Thursday, July 1, 2010

Memorable Moments

I’m back home after another stint in the hospital. I began having flu-like symptoms last Wednesday night, my mom called the doctor on Thursday morning and I was advised to come to the hospital in case I had an infection. As it turned out, my PICC line was infected after being healthy for over six months. I was there for four nights, small potatoes compared to my past nine months. I like to quantify these things – I’ve spent 39 of the past 255 nights in the hospital.

In all of those nights, there have been many memorable events involving my own illness, treatment, hallucinations, etc. There have also been some interesting moments concerning other patients. After all, staying in the hospital is sort of like staying in a hotel (there’s even room service), except all of the guests are constantly in their rooms, all doors are almost always open and the walls are very thin. As I was lying in my bed the other day, listening to the cacophony, I reflected on the most memorable non-me moments I’ve experienced. Here are a few:

Mama Mia – When I first moved from the CCU to a step-down unit in November, I had a new next-door neighbor. I really felt sorry for the woman, I did. But I was also losing my own mind and desperately needed the peace and quiet that came with sleeping in my own bed. This woman was clearly either permanently or temporarily demented and continually called out from her hospital room. She alternated, “mama mia, mama, mama mia, mama” with “aqua, aqua, aqua” and “water, water, water” for those of us who don’t speak Italian (I assume she was on fluid restriction). It was absolutely maddening. Fortunately, my dad convinced the nurses to move me to another room, so I only had to listen to her for about 24 hours…a very long 24 hours.

Come Back, Mr. P – During that same stay, I had another neighbor whom we’ll call Mr. P. The poor man was also experiencing some sort of dementia, presumably from either meds or being in the hospital for an extended period of time. He kept getting confused and agitated, and he continually attempted to leave the floor. He was attached to a variety of instruments for IV medication and heart monitoring, so he would rip everything out and scurry down the hall. Not only did he then have wires and tubes trailing behind him, but he was wearing a hospital gown and a double holster (a stylish accessory required for holding the external parts of the LVAD), so he looked sort of like a discombobulated naked cowboy marching down the hall.

It’s 5 O’Clock Somewhere – During a visit to the ER in late November, I witnessed maybe the drunkest person ever to survive. My mom and I were sitting in the ER waiting for a room to become available upstairs at about 3 or 4pm on a Monday, when in rolls a belligerently drunk grown woman. She was screaming things related to her sexual desires and using as much profanity as possible. My mom attempted to get the scoop, but the show didn’t last long. The woman was promptly sedated and placed behind closed doors. I would expect that type of spectacle if I were in the ER on a Saturday night, but a Monday afternoon – really?

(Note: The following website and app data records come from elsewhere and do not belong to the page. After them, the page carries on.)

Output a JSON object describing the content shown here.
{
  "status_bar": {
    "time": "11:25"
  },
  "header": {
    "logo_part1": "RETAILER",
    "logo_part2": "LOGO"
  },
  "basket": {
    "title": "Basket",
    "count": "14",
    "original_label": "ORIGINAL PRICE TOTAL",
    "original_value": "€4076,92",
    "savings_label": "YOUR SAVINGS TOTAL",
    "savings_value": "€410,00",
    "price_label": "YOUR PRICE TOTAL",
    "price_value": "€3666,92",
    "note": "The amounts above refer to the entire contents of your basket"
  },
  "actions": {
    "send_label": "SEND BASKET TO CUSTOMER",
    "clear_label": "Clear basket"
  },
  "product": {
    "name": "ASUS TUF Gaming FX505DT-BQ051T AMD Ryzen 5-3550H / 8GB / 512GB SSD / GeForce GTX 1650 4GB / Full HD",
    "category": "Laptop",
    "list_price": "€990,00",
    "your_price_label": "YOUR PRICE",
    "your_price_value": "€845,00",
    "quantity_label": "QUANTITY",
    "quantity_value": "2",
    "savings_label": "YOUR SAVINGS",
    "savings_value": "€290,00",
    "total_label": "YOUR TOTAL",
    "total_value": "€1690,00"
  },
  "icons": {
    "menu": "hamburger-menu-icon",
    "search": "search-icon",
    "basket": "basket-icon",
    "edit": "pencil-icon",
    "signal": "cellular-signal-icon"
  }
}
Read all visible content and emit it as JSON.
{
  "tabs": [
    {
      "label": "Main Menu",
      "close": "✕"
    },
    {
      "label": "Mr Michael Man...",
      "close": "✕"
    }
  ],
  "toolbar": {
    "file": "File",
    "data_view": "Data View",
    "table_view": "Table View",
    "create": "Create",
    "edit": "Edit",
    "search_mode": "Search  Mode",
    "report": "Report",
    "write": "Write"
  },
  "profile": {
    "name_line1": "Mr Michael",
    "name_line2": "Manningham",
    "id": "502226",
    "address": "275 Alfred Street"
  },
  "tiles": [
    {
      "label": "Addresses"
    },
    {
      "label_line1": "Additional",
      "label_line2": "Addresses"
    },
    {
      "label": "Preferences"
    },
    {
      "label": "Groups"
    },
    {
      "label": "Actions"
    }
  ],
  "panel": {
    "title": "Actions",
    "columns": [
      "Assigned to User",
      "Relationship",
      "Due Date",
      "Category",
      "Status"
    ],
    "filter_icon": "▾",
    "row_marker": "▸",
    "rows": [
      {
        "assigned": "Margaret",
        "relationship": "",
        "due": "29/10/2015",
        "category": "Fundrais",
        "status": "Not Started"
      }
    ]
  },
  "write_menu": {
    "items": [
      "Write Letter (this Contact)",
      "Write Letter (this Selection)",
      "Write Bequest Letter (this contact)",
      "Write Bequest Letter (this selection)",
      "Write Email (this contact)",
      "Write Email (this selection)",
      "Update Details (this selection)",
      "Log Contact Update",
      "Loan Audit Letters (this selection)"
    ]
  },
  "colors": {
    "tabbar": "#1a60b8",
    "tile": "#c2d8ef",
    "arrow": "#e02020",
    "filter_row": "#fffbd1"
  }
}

Lowest Low, Highest High – During my most recent visit, I witnessed a woman going through one of the scariest things that can happen and then the happiest thing I can imagine. One night as I was preparing for bed, I heard her suddenly start screaming that she couldn’t breathe (the primary symptom of advanced heart failure). I felt like I was witnessing my own experience right before crashing back in October, so I was pretty freaked out. Nurses and doctors rushed around trying to help, as the patient became more and more panicked. Finally, someone figured out her LVAD (the same life-saving device worn by Mr. P, which essentially keeps the heart beating until it is replaced) had short-circuited or something. VERY scary. Anyway, they fixed her up and the next day she got a new heart! Rumor had it she was doing very well after surgery. So after experiencing one of the scariest moments of her life, she received the best news imaginable. Talk about memorable.


  1. Here's hoping that your next memorable moment will be getting the call that there is a wonderful, healthy heart just waiting to join you as you journey on!

    I love you, Mom

  2. healthy heart coming soooooon. I can feel it in my bones A

  3. Hahah, you are so lucky to get these "moments", the only time I have had an interesting hospital stay is when one of the patients kept calling 911-for no reason.
    I keep hearing more and more people having infections in their PICC line, I am so lucky I did not get one, which I don't know how that happened.
    I hope you get your call soon!